Samsung, however, is also playing up the phone’s utility as an extension of its other new product, the Galaxy Tab S8 tablets. A special connection between the two devices transforms the phone into a dedicated screen for tools in apps like Samsung Notes and Clip Studio Paint. This would move almost all UI controls from the larger screen, leaving only the canvas you need to work on.

Sustainability Promise

One thing that’s new and common to Samsung’s newest line of devices is a stronger push towards sustainability. Samsung has committed to using plastics recycled from discarded fishing nets, starting with this year’s lineup. It also tried to reduce its packaging even further to reduce the materials produced and used, which adds up to reducing carbon emissions in the long run.

Although not directly related to using sustainable materials and processes, Samsung also made a rather big promise that does contribute positively towards reducing e-waste. Extending the period that it will officially support these devices means that owners get to keep them for far longer. It’s still not up to Apple levels, mind, but it still goes beyond what most manufacturers offer, including Android maker Google. This means that it would take much longer before we see the Galaxy S22 Ultra and its siblings being thrown out or replaced, something that eventually adds to the amount of electronic waste and manufactured materials in the long run.

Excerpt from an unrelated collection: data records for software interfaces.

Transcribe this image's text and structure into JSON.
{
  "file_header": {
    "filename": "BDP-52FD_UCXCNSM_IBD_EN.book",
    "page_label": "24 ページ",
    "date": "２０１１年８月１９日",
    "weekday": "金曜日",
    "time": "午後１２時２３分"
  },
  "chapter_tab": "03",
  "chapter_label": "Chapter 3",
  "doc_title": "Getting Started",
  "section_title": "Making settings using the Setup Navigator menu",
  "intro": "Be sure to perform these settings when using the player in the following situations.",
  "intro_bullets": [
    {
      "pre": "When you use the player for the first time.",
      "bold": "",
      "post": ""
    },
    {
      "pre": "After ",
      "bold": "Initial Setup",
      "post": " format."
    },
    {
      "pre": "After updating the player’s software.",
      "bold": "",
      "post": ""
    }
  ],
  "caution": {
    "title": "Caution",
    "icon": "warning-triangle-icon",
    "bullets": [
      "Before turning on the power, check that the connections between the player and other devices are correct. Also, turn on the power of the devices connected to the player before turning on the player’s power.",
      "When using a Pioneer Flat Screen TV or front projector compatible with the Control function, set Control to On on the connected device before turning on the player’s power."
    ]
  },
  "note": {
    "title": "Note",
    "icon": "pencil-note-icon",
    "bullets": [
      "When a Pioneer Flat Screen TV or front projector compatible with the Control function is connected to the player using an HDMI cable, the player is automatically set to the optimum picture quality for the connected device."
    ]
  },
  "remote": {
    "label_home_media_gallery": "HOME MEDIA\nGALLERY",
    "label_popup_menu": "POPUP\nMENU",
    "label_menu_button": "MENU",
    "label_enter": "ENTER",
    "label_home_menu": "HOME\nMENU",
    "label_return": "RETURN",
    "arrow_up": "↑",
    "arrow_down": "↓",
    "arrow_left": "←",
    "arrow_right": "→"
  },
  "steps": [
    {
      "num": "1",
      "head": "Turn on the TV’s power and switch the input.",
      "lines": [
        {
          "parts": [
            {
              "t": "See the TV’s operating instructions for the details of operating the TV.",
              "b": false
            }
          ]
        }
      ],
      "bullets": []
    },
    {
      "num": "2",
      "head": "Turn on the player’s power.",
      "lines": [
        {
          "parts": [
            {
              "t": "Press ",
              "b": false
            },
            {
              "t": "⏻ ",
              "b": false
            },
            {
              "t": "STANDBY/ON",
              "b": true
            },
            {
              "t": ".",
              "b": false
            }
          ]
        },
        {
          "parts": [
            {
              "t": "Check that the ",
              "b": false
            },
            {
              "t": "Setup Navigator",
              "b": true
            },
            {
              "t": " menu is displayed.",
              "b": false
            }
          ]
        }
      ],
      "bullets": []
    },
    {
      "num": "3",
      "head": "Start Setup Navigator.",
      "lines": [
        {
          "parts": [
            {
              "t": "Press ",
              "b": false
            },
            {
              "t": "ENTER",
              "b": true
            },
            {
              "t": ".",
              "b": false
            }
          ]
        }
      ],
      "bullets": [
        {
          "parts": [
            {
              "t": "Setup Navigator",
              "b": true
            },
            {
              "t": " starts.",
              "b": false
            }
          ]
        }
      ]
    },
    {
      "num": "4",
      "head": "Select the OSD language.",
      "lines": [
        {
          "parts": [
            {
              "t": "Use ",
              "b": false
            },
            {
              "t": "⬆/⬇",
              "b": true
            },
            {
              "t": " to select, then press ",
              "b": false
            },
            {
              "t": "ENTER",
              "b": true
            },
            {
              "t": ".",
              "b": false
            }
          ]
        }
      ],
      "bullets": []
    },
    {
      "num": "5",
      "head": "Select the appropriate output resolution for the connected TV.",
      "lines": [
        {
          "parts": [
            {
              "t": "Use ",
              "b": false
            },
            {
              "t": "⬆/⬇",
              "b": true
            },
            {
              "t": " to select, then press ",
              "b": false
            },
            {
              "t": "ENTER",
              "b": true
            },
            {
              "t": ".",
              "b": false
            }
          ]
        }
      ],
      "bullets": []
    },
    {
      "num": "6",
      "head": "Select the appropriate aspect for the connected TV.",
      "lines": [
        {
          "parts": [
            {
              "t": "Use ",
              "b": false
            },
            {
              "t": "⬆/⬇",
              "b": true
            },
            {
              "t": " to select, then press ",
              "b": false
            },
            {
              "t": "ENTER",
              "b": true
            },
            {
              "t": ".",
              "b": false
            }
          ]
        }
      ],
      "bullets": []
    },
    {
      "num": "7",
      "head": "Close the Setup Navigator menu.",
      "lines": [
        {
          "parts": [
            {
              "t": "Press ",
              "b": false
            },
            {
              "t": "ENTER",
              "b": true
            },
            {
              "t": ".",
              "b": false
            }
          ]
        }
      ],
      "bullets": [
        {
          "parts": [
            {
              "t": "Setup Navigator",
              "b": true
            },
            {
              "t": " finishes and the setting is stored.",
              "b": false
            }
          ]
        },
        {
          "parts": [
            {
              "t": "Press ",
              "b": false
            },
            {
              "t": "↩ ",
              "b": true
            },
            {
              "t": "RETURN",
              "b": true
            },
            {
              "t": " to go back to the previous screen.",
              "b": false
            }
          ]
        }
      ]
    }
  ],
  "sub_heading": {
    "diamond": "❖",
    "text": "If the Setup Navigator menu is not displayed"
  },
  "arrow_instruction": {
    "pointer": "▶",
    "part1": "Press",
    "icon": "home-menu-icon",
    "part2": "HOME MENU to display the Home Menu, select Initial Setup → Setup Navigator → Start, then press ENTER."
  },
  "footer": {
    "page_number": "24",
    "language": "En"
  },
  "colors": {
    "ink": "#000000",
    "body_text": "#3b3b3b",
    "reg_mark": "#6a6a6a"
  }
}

Designer: Samsung

The post Galaxy S22 Ultra design turns Samsung’s flagship phone on its head first appeared on Yanko Design.